Data for this exercise
--------------------

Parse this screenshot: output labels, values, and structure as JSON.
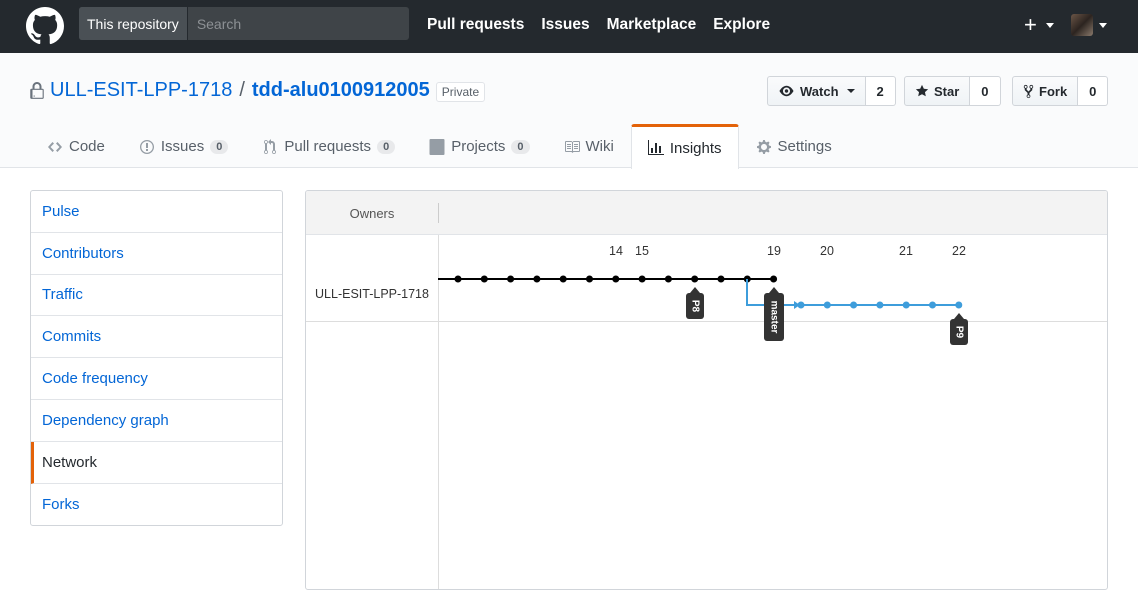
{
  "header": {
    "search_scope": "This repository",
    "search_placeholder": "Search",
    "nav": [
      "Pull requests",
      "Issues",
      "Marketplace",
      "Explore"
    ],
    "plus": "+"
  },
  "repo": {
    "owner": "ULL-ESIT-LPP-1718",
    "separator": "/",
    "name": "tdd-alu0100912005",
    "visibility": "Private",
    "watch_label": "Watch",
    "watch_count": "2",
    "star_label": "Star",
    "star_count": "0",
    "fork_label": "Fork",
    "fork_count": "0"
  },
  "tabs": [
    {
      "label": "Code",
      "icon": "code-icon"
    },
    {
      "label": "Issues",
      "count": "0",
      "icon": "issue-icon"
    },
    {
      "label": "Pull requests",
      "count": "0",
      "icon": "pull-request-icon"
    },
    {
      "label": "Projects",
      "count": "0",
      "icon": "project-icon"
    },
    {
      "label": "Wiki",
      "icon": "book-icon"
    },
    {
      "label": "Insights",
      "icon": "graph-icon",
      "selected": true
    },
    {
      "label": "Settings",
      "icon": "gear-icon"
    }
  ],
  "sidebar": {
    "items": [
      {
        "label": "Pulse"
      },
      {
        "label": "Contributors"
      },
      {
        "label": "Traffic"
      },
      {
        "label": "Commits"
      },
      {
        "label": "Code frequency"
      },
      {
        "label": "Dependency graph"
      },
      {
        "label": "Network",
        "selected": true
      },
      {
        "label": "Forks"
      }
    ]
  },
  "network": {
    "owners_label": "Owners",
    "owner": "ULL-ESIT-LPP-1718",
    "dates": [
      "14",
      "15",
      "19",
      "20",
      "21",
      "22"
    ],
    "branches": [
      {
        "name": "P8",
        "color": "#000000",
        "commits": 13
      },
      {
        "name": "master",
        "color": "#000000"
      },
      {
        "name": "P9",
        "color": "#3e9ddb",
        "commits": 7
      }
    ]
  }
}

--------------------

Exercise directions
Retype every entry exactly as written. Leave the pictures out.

Output of the task
Parse this screenshot: output labels, values, and structure as JSON.
{
  "header": {
    "search_scope": "This repository",
    "search_placeholder": "Search",
    "nav": [
      "Pull requests",
      "Issues",
      "Marketplace",
      "Explore"
    ],
    "plus": "+"
  },
  "repo": {
    "owner": "ULL-ESIT-LPP-1718",
    "separator": "/",
    "name": "tdd-alu0100912005",
    "visibility": "Private",
    "watch_label": "Watch",
    "watch_count": "2",
    "star_label": "Star",
    "star_count": "0",
    "fork_label": "Fork",
    "fork_count": "0"
  },
  "tabs": [
    {
      "label": "Code",
      "icon": "code-icon"
    },
    {
      "label": "Issues",
      "count": "0",
      "icon": "issue-icon"
    },
    {
      "label": "Pull requests",
      "count": "0",
      "icon": "pull-request-icon"
    },
    {
      "label": "Projects",
      "count": "0",
      "icon": "project-icon"
    },
    {
      "label": "Wiki",
      "icon": "book-icon"
    },
    {
      "label": "Insights",
      "icon": "graph-icon",
      "selected": true
    },
    {
      "label": "Settings",
      "icon": "gear-icon"
    }
  ],
  "sidebar": {
    "items": [
      {
        "label": "Pulse"
      },
      {
        "label": "Contributors"
      },
      {
        "label": "Traffic"
      },
      {
        "label": "Commits"
      },
      {
        "label": "Code frequency"
      },
      {
        "label": "Dependency graph"
      },
      {
        "label": "Network",
        "selected": true
      },
      {
        "label": "Forks"
      }
    ]
  },
  "network": {
    "owners_label": "Owners",
    "owner": "ULL-ESIT-LPP-1718",
    "dates": [
      "14",
      "15",
      "19",
      "20",
      "21",
      "22"
    ],
    "branches": [
      {
        "name": "P8",
        "color": "#000000",
        "commits": 13
      },
      {
        "name": "master",
        "color": "#000000"
      },
      {
        "name": "P9",
        "color": "#3e9ddb",
        "commits": 7
      }
    ]
  }
}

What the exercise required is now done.